- [DIRECTIONS]: Reply with the data below, repeated exactly in full.

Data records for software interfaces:
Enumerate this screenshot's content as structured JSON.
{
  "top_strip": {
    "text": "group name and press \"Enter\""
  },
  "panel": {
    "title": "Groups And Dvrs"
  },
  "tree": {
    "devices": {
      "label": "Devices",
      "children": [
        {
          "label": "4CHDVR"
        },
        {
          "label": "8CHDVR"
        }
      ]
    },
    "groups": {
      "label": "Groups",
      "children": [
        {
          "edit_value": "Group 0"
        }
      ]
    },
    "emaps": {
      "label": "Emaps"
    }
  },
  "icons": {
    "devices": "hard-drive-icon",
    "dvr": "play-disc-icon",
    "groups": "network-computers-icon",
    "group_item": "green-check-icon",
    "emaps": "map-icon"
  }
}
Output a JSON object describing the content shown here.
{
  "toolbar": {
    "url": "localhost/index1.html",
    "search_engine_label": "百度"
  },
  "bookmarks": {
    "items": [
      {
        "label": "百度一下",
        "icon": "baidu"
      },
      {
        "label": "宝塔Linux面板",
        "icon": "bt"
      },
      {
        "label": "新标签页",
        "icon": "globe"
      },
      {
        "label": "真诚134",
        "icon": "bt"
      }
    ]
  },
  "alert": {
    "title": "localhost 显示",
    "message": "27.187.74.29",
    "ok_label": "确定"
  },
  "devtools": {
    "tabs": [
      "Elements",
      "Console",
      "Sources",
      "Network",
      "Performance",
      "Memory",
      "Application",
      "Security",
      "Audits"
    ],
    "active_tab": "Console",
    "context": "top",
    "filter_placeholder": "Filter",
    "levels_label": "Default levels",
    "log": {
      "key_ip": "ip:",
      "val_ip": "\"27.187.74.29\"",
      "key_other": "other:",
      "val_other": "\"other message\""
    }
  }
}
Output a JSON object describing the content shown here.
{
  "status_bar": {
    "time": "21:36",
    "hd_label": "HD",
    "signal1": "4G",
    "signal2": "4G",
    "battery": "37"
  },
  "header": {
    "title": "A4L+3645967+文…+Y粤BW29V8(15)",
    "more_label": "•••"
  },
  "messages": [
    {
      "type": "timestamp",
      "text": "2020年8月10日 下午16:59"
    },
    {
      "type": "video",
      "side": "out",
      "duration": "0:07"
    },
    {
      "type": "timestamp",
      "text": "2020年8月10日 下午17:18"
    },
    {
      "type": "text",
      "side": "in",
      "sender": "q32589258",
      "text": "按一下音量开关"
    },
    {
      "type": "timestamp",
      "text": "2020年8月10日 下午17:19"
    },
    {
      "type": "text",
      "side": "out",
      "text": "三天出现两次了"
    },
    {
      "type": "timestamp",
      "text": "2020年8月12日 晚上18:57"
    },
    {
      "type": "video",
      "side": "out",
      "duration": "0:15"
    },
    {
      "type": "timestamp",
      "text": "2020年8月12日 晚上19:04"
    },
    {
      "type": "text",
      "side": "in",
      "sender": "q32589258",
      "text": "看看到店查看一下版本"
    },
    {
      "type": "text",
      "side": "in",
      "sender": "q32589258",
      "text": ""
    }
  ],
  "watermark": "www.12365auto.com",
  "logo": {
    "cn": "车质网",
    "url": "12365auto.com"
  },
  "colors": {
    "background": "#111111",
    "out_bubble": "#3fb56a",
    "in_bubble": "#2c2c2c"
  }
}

- [FINISHED EXERCISE]:
Enumerate this screenshot's content as structured JSON.
{
  "top_strip": {
    "text": "group name and press \"Enter\""
  },
  "panel": {
    "title": "Groups And Dvrs"
  },
  "tree": {
    "devices": {
      "label": "Devices",
      "children": [
        {
          "label": "4CHDVR"
        },
        {
          "label": "8CHDVR"
        }
      ]
    },
    "groups": {
      "label": "Groups",
      "children": [
        {
          "edit_value": "Group 0"
        }
      ]
    },
    "emaps": {
      "label": "Emaps"
    }
  },
  "icons": {
    "devices": "hard-drive-icon",
    "dvr": "play-disc-icon",
    "groups": "network-computers-icon",
    "group_item": "green-check-icon",
    "emaps": "map-icon"
  }
}
Output a JSON object describing the content shown here.
{
  "toolbar": {
    "url": "localhost/index1.html",
    "search_engine_label": "百度"
  },
  "bookmarks": {
    "items": [
      {
        "label": "百度一下",
        "icon": "baidu"
      },
      {
        "label": "宝塔Linux面板",
        "icon": "bt"
      },
      {
        "label": "新标签页",
        "icon": "globe"
      },
      {
        "label": "真诚134",
        "icon": "bt"
      }
    ]
  },
  "alert": {
    "title": "localhost 显示",
    "message": "27.187.74.29",
    "ok_label": "确定"
  },
  "devtools": {
    "tabs": [
      "Elements",
      "Console",
      "Sources",
      "Network",
      "Performance",
      "Memory",
      "Application",
      "Security",
      "Audits"
    ],
    "active_tab": "Console",
    "context": "top",
    "filter_placeholder": "Filter",
    "levels_label": "Default levels",
    "log": {
      "key_ip": "ip:",
      "val_ip": "\"27.187.74.29\"",
      "key_other": "other:",
      "val_other": "\"other message\""
    }
  }
}
Output a JSON object describing the content shown here.
{
  "status_bar": {
    "time": "21:36",
    "hd_label": "HD",
    "signal1": "4G",
    "signal2": "4G",
    "battery": "37"
  },
  "header": {
    "title": "A4L+3645967+文…+Y粤BW29V8(15)",
    "more_label": "•••"
  },
  "messages": [
    {
      "type": "timestamp",
      "text": "2020年8月10日 下午16:59"
    },
    {
      "type": "video",
      "side": "out",
      "duration": "0:07"
    },
    {
      "type": "timestamp",
      "text": "2020年8月10日 下午17:18"
    },
    {
      "type": "text",
      "side": "in",
      "sender": "q32589258",
      "text": "按一下音量开关"
    },
    {
      "type": "timestamp",
      "text": "2020年8月10日 下午17:19"
    },
    {
      "type": "text",
      "side": "out",
      "text": "三天出现两次了"
    },
    {
      "type": "timestamp",
      "text": "2020年8月12日 晚上18:57"
    },
    {
      "type": "video",
      "side": "out",
      "duration": "0:15"
    },
    {
      "type": "timestamp",
      "text": "2020年8月12日 晚上19:04"
    },
    {
      "type": "text",
      "side": "in",
      "sender": "q32589258",
      "text": "看看到店查看一下版本"
    },
    {
      "type": "text",
      "side": "in",
      "sender": "q32589258",
      "text": ""
    }
  ],
  "watermark": "www.12365auto.com",
  "logo": {
    "cn": "车质网",
    "url": "12365auto.com"
  },
  "colors": {
    "background": "#111111",
    "out_bubble": "#3fb56a",
    "in_bubble": "#2c2c2c"
  }
}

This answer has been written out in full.